Then the light turned orange. "You have to go!" I yelled. She understood the moment, and made the uncharacteristic move of throwing caution to the wind. Her foot hit the gas, and she turned hard on the yellow. The cops stayed put, the pedestrians didn't get hit. VICTORY! THE GOWANUS RUN! The man in the crosswalk gave me an odd look when I cheered in his face.
Then, unbelievably, she also made the Atlantic run. We were all the way on Adams Street, approaching the Brooklyn Bridge, before the light got us. A truly fantastic morning drive. It's a record that may never be broken. Unless...unless...someone makes the mythical Brooklyn Run. An entire borough, no reds.
Well that story got long. Luckily, I don't have much to talk about. Let's hit the main points:
*AJ still sucks. The word from the experts is that his mechanics are off, and he has trouble finding the muscle memory to repeat his most effective delivery over and over. There's even word that the absence of Dave Eiland, our much maligned pitching coach, is having a negative effect. Never thought I'd hear that one.
*The dismantling of Hughes as an effective starting pitcher has begun.
*Robbie Cano reached 100 hits last night. He's the fourth-fastest Yankee to do so since the Steinbrenner era began in 1973.
*FIFA is 'very, very satisfied' with the referee situation. In related news, Roger Clemens is very, very satisfied with his recent sexual performance.
*At 10am this morning, the third matches in World Cup group play begin. France is desperate for a win against South Africa (so desperate, apparently, that they can't be bothered to practice), and Mexico faces Uruguay in a win-and-in situation for both. These games go off at the same time so no team can gain a distinct advantage by knowing other results ahead of time. It would take a miracle for the hosts to advance, but I hope it happens.

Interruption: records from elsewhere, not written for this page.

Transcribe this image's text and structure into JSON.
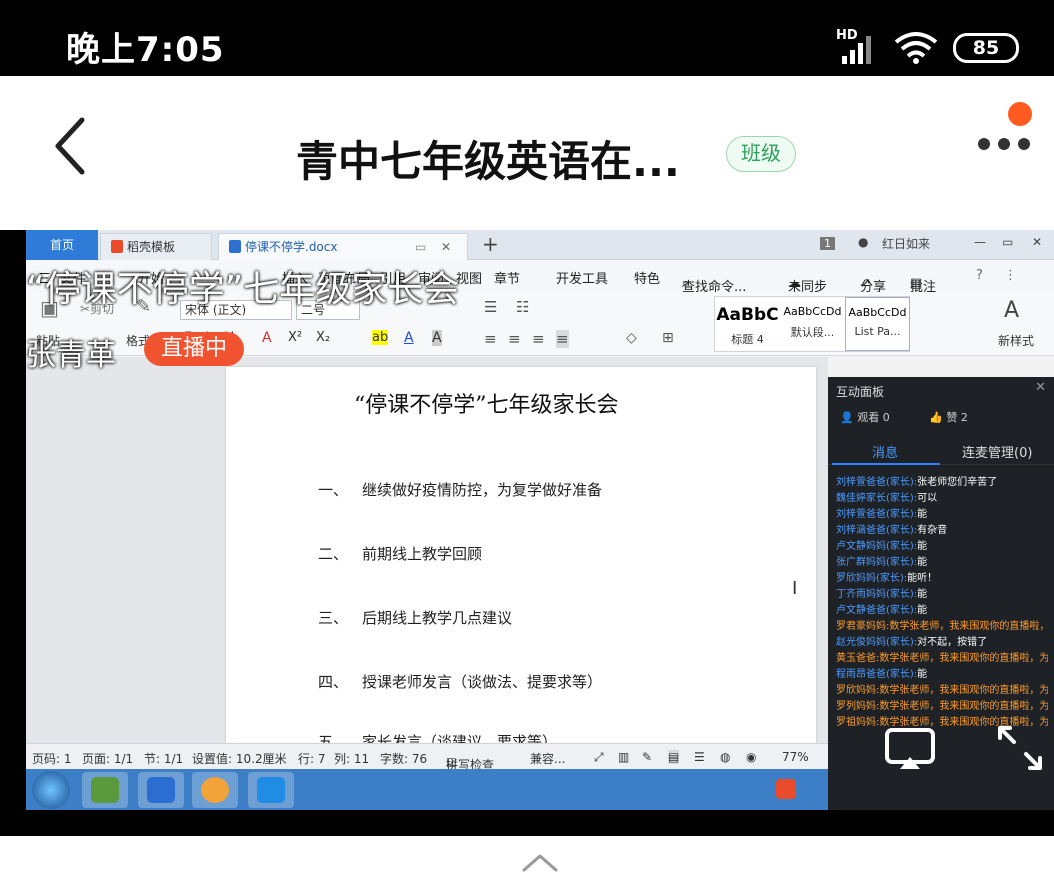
{
  "status_bar": {
    "time": "晚上7:05",
    "network": "HD",
    "battery": "85"
  },
  "header": {
    "title": "青中七年级英语在...",
    "badge": "班级"
  },
  "live": {
    "title": "“停课不停学”七年级家长会",
    "host": "张青革",
    "status": "直播中"
  },
  "wps": {
    "tabs": {
      "home": "首页",
      "template": "稻壳模板",
      "document": "停课不停学.docx"
    },
    "window_badge": "1",
    "user": "红日如来",
    "menu": [
      "三",
      "文件",
      "开始",
      "插入",
      "页面布局",
      "引用",
      "审阅",
      "视图",
      "章节",
      "开发工具",
      "特色",
      "查找命令...",
      "未同步",
      "分享",
      "批注"
    ],
    "ribbon": {
      "paste": "粘贴",
      "cut": "剪切",
      "format_painter": "格式刷",
      "font": "宋体 (正文)",
      "size": "二号",
      "styles": [
        {
          "preview": "AaBbC",
          "label": "标题 4"
        },
        {
          "preview": "AaBbCcDd",
          "label": "默认段..."
        },
        {
          "preview": "AaBbCcDd",
          "label": "List Pa..."
        }
      ],
      "new_style": "新样式"
    },
    "document": {
      "title": "“停课不停学”七年级家长会",
      "items": [
        {
          "num": "一、",
          "text": "继续做好疫情防控，为复学做好准备"
        },
        {
          "num": "二、",
          "text": "前期线上教学回顾"
        },
        {
          "num": "三、",
          "text": "后期线上教学几点建议"
        },
        {
          "num": "四、",
          "text": "授课老师发言（谈做法、提要求等）"
        },
        {
          "num": "五、",
          "text": "家长发言（谈建议、要求等）"
        }
      ]
    },
    "statusline": {
      "page": "页码: 1",
      "pages": "页面: 1/1",
      "section": "节: 1/1",
      "setting": "设置值: 10.2厘米",
      "row": "行: 7",
      "col": "列: 11",
      "words": "字数: 76",
      "spell": "拼写检查",
      "compat": "兼容...",
      "zoom": "77%"
    }
  },
  "panel": {
    "title": "互动面板",
    "viewers": "观看 0",
    "likes": "赞 2",
    "tab_messages": "消息",
    "tab_mic": "连麦管理(0)",
    "messages": [
      {
        "user": "刘梓萱爸爸(家长):",
        "text": "张老师您们辛苦了",
        "teacher": false
      },
      {
        "user": "魏佳婷家长(家长):",
        "text": "可以",
        "teacher": false
      },
      {
        "user": "刘梓萱爸爸(家长):",
        "text": "能",
        "teacher": false
      },
      {
        "user": "刘梓涵爸爸(家长):",
        "text": "有杂音",
        "teacher": false
      },
      {
        "user": "卢文静妈妈(家长):",
        "text": "能",
        "teacher": false
      },
      {
        "user": "张广群妈妈(家长):",
        "text": "能",
        "teacher": false
      },
      {
        "user": "罗欣妈妈(家长):",
        "text": "能听！",
        "teacher": false
      },
      {
        "user": "丁齐雨妈妈(家长):",
        "text": "能",
        "teacher": false
      },
      {
        "user": "卢文静爸爸(家长):",
        "text": "能",
        "teacher": false
      },
      {
        "user": "罗君豪妈妈:",
        "text": "数学张老师，我来围观你的直播啦，为你点赞！",
        "teacher": true
      },
      {
        "user": "赵光俊妈妈(家长):",
        "text": "对不起，按错了",
        "teacher": false
      },
      {
        "user": "黄玉爸爸:",
        "text": "数学张老师，我来围观你的直播啦，为你点赞！",
        "teacher": true
      },
      {
        "user": "程雨昂爸爸(家长):",
        "text": "能",
        "teacher": false
      },
      {
        "user": "罗欣妈妈:",
        "text": "数学张老师，我来围观你的直播啦，为你点赞！",
        "teacher": true
      },
      {
        "user": "罗列妈妈:",
        "text": "数学张老师，我来围观你的直播啦，为你点赞！",
        "teacher": true
      },
      {
        "user": "罗祖妈妈:",
        "text": "数学张老师，我来围观你的直播啦，为你点赞！",
        "teacher": true
      }
    ]
  },
  "colors": {
    "accent_green": "#2aa25a",
    "live_red": "#f1522f",
    "notify": "#ff5a1f",
    "wps_blue": "#2f7bd8"
  }
}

*Has anybody else been seeing the awesome World Cup posters on bus stops around New York? ESPN outsourced them to an ad agency in the city, and they're pretty cool. This website has the posters for all 32 countries. Denmark, Slovenia, Greece, and Switzerland. The US one is pretty cool too. I'll post that below, and will be back later with some chatter about Federer's first round scare, and more World Cup.